When can you make an ESBT election?

In the case of a business that is not an S corporation and then elects S corporation status the ESBT election must be filed within the two-months-and-15-day period from the date of making the S corporation election.

What leads to automatic termination of an S Corp?

The tax code also calls for S corp status to be automatically terminated if a company posts a profit for three years in a row, has accumulated earnings at the end of each of those years and more than 25 percent of its gross revenue in each year was “passive income.” Passive income includes certain royalties, rents.

What happens when an S Corp terminates?

When an entity loses its S corporation status, the entity becomes treated for U.S. federal tax purposes as a C corporation. In general, the S corporation’s tax year is deemed to end the day before the failure to adhere occurs and the C corporation’s tax year begins on the day of the failure to adhere.

What is ESBT income?

The IRS has issued proposed regs that would ensure that the income of an S corporation will continue to be subject to U.S. income tax even when a nonresident alien (NRA) is a deemed owner of a grantor trust that elects to be an electing small business trust (ESBT).

Can an ESBT have multiple beneficiaries?

Unlike a QSST, an ESBT can have multiple beneficiaries, and trust income can be accumulated or sprinkled among multiple beneficiaries. Under Regs. Sec. 1.641(c)-1, an ESBT is treated as two separate trusts for purposes of determining its tax liability.
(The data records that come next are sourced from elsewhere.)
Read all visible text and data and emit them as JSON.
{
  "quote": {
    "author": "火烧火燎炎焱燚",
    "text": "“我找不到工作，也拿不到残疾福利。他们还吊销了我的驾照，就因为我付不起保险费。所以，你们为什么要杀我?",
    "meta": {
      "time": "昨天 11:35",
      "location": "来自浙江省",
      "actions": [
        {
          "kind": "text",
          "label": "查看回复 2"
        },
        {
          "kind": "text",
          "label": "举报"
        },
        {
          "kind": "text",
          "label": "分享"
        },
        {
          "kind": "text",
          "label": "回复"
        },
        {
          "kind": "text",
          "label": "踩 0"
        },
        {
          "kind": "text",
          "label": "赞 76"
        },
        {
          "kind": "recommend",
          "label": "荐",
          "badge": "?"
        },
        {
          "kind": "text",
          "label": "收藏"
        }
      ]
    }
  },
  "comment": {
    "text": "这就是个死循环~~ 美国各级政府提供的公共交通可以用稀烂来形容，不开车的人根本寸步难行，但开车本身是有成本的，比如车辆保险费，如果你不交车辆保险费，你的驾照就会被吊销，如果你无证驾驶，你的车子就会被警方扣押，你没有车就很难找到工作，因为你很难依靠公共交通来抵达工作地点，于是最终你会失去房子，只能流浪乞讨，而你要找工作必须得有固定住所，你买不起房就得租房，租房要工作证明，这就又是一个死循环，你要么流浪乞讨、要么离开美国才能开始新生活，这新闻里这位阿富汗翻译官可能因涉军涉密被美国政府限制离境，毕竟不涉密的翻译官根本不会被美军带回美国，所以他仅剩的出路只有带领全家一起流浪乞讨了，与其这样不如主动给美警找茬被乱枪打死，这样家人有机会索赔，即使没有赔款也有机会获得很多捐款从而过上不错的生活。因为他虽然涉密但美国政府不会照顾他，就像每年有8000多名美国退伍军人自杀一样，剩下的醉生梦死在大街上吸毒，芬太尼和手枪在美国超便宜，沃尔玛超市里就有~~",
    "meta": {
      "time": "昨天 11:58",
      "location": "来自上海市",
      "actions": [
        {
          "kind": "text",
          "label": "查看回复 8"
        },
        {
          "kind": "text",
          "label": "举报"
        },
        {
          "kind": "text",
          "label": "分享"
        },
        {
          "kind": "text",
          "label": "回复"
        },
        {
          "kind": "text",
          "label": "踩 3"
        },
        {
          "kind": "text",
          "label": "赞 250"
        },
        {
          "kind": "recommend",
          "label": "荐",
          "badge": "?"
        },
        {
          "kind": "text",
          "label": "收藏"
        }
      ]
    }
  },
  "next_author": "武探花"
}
Can a trust elect to pay taxes instead of beneficiaries?

Beneficiaries of a trust typically pay taxes on the distributions they receive from the trust’s income, rather than the trust itself paying the tax. However, such beneficiaries are not subject to taxes on distributions from the trust’s principal.

How is a ESBT taxed?
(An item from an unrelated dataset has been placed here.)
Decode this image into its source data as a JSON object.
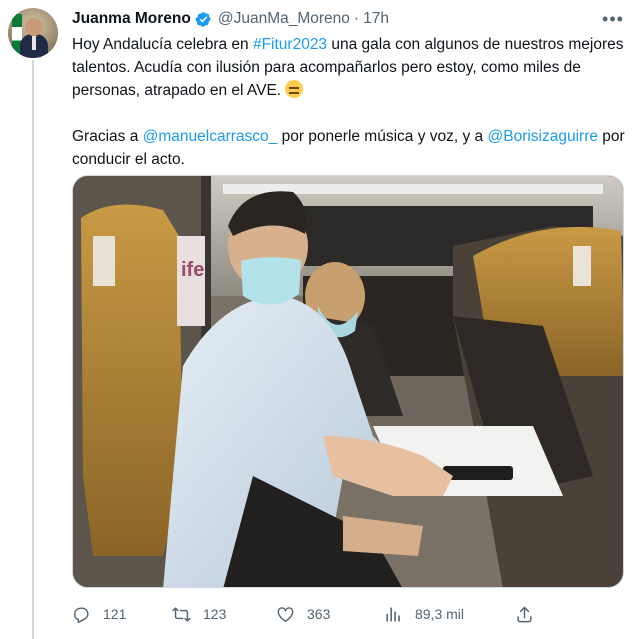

If an ESBT is determined to be a grantor trust (in whole or in part), the income of the S Corporation is taxed at the individual grantor level instead of at the trust level. This could be problematic if an ESBT is a grantor trust with respect to a nonresident alien.
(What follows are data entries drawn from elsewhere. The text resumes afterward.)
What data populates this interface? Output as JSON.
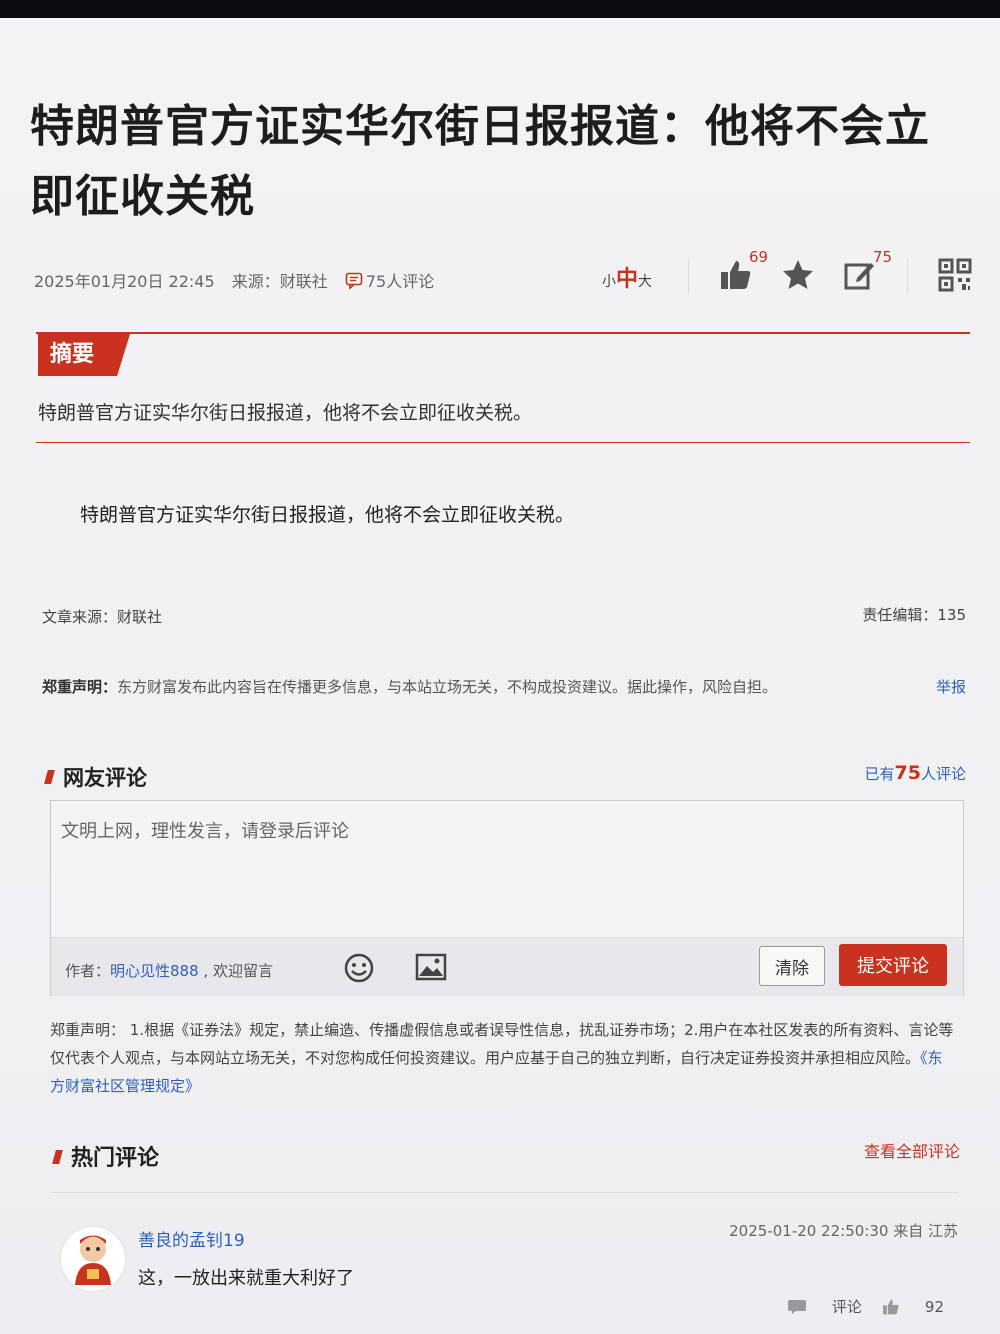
{
  "article": {
    "title": "特朗普官方证实华尔街日报报道：他将不会立即征收关税",
    "date": "2025年01月20日 22:45",
    "source_meta": "来源：财联社",
    "comments_meta": "75人评论"
  },
  "toolbar": {
    "font_small": "小",
    "font_medium": "中",
    "font_large": "大",
    "like_count": "69",
    "edit_count": "75"
  },
  "summary": {
    "tag": "摘要",
    "text": "特朗普官方证实华尔街日报报道，他将不会立即征收关税。"
  },
  "body": {
    "paragraph": "特朗普官方证实华尔街日报报道，他将不会立即征收关税。"
  },
  "footer": {
    "source": "文章来源：财联社",
    "editor": "责任编辑：135",
    "disclaimer_label": "郑重声明：",
    "disclaimer_text": "东方财富发布此内容旨在传播更多信息，与本站立场无关，不构成投资建议。据此操作，风险自担。",
    "report": "举报"
  },
  "comments": {
    "heading": "网友评论",
    "already_prefix": "已有",
    "already_count": "75",
    "already_suffix": "人评论",
    "placeholder": "文明上网，理性发言，请登录后评论",
    "author_label": "作者：",
    "author_name": "明心见性888",
    "author_suffix": " , 欢迎留言",
    "clear_label": "清除",
    "submit_label": "提交评论"
  },
  "legal": {
    "text": "郑重声明：  1.根据《证券法》规定，禁止编造、传播虚假信息或者误导性信息，扰乱证券市场；2.用户在本社区发表的所有资料、言论等仅代表个人观点，与本网站立场无关，不对您构成任何投资建议。用户应基于自己的独立判断，自行决定证券投资并承担相应风险。",
    "link": "《东方财富社区管理规定》"
  },
  "hot": {
    "heading": "热门评论",
    "view_all": "查看全部评论",
    "items": [
      {
        "user": "善良的孟钊19",
        "time": "2025-01-20 22:50:30 来自 江苏",
        "text": "这，一放出来就重大利好了",
        "reply_label": "评论",
        "likes": "92"
      }
    ]
  },
  "colors": {
    "accent": "#c8321e",
    "link": "#2f5fb8"
  }
}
What happens if you lose your S corp status?

An S corporation that loses its status will automatically be treated like a regular C corporation. Unlike an S corporation, a C corporation is subject to double taxation. The first tax happens because the company must pay taxes as a business.

How do I terminate an S corporation?

There is no official form to terminate an S corporation election. The letter should be titled’ “Revocation of S Corporation Status” and include a statement that the company is terminating the election pursuant to IRC Section 1362(a).

What happens if trustees fail to file ESBT?

However, the trustees of the two trusts failed to timely file ESBT elections, which would have resulted in the trusts’ being treated as qualified S corporation shareholders. Without the timely election, the corporation’s S election terminated on the date of the transfer of the stock.

How does an ESBT work in a S corporation?

An ESBT can provide that income will be distributed to (or accumulated for) one or more beneficiaries. Thus, an individual can establish a trust to hold S corporation stock and split income among family members or others who are trust beneficiaries.

When to elect a QSST or ESBT trustee?

Where a corporation whose stock the trust holds makes an S election, the trustee must make the ESBT election within the two-month-and-16-day period beginning on the day the S election is effective. The decision to elect to be a QSST or ESBT may hinge on the structure of each particular trust.

What are the deductions and losses of ESBT?

Code Section 641 (c) (2) (C) limits the deductions and losses of the ESBT share to those that pass through to it as a shareholder of an ‘S’ corporation, losses from the disposition of the ‘S’ corporation stock, and a share of trust administration expenses.